State how many lines in the records below contain the string "Deformers", and give nothing besides that number.
━━━ RECORDS FOR THIS TASK ━━━
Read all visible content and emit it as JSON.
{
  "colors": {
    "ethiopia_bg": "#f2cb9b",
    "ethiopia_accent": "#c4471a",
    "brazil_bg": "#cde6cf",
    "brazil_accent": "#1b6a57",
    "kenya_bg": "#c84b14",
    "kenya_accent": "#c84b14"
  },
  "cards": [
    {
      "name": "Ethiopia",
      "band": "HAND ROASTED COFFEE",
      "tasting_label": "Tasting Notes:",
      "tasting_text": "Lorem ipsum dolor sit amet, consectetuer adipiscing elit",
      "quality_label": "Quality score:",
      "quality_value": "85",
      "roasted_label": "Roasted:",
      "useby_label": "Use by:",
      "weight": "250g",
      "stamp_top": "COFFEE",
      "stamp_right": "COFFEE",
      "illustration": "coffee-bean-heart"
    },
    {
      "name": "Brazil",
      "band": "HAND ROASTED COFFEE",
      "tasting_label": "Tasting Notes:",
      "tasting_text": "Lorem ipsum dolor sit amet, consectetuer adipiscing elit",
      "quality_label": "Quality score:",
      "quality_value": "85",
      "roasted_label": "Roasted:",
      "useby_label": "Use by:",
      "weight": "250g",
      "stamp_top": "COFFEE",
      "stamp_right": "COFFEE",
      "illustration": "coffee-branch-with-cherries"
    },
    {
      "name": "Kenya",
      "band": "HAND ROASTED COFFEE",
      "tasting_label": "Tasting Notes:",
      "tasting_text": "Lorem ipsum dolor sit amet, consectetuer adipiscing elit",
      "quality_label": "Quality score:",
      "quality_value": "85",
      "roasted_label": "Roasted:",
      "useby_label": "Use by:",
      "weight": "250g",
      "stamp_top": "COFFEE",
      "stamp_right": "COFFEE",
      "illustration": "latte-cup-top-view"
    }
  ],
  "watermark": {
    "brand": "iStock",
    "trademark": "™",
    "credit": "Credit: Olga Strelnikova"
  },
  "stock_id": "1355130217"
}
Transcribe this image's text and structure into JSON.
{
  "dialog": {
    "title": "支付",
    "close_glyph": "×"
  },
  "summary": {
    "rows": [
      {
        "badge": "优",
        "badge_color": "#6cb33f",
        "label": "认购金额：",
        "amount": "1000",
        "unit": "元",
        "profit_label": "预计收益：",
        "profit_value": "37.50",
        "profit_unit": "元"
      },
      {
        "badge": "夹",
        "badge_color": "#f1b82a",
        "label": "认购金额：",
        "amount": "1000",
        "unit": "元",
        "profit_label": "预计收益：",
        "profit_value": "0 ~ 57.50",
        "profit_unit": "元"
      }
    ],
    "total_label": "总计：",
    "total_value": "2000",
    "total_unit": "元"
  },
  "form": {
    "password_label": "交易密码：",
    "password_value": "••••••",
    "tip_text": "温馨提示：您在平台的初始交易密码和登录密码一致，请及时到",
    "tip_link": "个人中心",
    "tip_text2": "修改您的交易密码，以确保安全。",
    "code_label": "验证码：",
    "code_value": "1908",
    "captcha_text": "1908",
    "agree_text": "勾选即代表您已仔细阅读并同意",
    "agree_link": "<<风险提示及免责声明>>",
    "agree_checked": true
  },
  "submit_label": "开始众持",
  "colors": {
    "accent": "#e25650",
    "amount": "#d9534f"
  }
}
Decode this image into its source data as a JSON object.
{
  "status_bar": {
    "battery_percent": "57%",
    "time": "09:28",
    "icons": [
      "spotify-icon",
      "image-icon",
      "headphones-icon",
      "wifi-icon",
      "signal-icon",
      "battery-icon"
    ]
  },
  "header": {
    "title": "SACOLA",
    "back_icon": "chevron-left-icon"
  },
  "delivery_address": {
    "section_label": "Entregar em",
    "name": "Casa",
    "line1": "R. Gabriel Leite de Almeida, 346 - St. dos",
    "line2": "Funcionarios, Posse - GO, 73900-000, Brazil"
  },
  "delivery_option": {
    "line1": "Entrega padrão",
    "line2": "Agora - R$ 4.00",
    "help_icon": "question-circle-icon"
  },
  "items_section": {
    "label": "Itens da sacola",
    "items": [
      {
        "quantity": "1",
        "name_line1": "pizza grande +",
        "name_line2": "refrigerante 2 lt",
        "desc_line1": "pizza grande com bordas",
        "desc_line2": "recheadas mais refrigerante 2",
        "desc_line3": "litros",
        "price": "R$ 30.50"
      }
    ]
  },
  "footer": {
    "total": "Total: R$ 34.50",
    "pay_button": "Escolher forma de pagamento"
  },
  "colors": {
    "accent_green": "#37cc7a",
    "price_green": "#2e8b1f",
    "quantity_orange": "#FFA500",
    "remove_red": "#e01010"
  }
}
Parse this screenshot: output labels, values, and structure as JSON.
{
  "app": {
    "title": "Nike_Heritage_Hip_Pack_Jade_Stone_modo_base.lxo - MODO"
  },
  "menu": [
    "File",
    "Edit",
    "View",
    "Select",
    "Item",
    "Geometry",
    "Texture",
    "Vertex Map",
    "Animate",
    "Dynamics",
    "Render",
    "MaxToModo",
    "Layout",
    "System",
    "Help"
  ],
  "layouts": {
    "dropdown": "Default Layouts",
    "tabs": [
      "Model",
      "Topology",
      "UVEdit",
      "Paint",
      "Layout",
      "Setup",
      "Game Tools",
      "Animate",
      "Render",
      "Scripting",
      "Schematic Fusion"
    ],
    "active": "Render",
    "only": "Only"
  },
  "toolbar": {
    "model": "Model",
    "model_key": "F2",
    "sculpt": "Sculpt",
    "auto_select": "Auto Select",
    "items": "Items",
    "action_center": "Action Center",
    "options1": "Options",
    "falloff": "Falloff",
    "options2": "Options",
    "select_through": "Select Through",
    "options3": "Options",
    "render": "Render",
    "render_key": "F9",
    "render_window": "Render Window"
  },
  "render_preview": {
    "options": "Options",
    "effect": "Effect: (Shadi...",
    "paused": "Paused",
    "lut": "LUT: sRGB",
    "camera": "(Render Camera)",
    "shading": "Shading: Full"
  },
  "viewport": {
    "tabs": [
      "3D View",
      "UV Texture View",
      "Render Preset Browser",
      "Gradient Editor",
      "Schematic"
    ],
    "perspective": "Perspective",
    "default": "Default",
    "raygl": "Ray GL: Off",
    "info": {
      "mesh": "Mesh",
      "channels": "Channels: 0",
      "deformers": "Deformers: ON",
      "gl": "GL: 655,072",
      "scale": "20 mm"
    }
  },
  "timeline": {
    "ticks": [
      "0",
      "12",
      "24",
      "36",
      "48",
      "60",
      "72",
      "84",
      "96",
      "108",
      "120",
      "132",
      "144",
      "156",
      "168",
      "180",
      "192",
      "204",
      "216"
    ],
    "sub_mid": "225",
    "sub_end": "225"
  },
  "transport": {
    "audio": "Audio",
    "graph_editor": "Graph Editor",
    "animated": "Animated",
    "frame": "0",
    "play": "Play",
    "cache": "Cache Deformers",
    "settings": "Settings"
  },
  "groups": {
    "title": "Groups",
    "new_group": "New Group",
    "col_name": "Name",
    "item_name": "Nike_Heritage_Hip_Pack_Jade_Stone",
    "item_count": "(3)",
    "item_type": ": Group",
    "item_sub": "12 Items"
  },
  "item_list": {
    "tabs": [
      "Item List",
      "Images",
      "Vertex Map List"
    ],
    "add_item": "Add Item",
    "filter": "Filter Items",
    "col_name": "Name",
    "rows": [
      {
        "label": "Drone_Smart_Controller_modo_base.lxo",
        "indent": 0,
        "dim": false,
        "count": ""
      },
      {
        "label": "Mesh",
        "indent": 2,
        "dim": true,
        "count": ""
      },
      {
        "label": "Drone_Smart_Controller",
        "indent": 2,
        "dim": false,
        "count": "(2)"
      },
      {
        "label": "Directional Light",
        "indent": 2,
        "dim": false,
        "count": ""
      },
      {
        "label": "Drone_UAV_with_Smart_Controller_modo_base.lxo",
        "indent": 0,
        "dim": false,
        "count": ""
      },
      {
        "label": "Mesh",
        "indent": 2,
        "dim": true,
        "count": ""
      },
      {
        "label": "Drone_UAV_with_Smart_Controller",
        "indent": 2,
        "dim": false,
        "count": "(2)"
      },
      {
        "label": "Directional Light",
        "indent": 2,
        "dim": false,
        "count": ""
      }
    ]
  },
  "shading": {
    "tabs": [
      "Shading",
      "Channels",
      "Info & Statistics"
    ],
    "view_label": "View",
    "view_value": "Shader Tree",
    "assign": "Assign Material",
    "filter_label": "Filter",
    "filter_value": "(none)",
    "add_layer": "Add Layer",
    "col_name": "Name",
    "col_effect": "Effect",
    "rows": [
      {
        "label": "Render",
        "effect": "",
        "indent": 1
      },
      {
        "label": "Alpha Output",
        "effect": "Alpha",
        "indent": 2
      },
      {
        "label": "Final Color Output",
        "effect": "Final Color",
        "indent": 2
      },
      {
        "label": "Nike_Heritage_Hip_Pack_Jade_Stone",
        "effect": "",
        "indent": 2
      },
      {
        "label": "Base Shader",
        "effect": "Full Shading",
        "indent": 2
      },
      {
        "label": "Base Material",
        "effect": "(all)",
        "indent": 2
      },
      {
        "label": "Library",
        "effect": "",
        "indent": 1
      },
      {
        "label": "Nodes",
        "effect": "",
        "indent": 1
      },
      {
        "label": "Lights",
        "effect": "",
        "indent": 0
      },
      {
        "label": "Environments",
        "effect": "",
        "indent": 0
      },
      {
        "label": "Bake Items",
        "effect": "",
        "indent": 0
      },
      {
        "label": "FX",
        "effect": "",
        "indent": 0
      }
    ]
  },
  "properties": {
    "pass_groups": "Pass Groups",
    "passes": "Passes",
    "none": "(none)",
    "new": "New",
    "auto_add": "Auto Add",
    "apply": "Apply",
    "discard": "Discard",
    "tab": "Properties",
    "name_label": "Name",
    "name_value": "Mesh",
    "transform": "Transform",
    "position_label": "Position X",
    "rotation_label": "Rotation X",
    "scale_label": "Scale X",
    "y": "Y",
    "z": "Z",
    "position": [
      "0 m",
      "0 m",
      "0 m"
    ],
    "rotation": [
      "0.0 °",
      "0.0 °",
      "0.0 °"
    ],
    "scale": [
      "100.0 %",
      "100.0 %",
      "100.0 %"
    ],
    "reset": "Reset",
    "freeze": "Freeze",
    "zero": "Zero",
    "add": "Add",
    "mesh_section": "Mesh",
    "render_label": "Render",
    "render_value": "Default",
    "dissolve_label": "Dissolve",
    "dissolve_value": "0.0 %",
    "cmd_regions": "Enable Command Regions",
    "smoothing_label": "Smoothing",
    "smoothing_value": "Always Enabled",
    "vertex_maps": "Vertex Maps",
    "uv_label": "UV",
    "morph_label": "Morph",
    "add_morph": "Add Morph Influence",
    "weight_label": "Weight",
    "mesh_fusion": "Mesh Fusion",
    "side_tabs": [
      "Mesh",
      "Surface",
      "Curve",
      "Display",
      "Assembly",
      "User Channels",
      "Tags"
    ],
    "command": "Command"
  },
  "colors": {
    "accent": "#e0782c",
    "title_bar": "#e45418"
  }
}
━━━
**EXERCISE SOLUTION**
2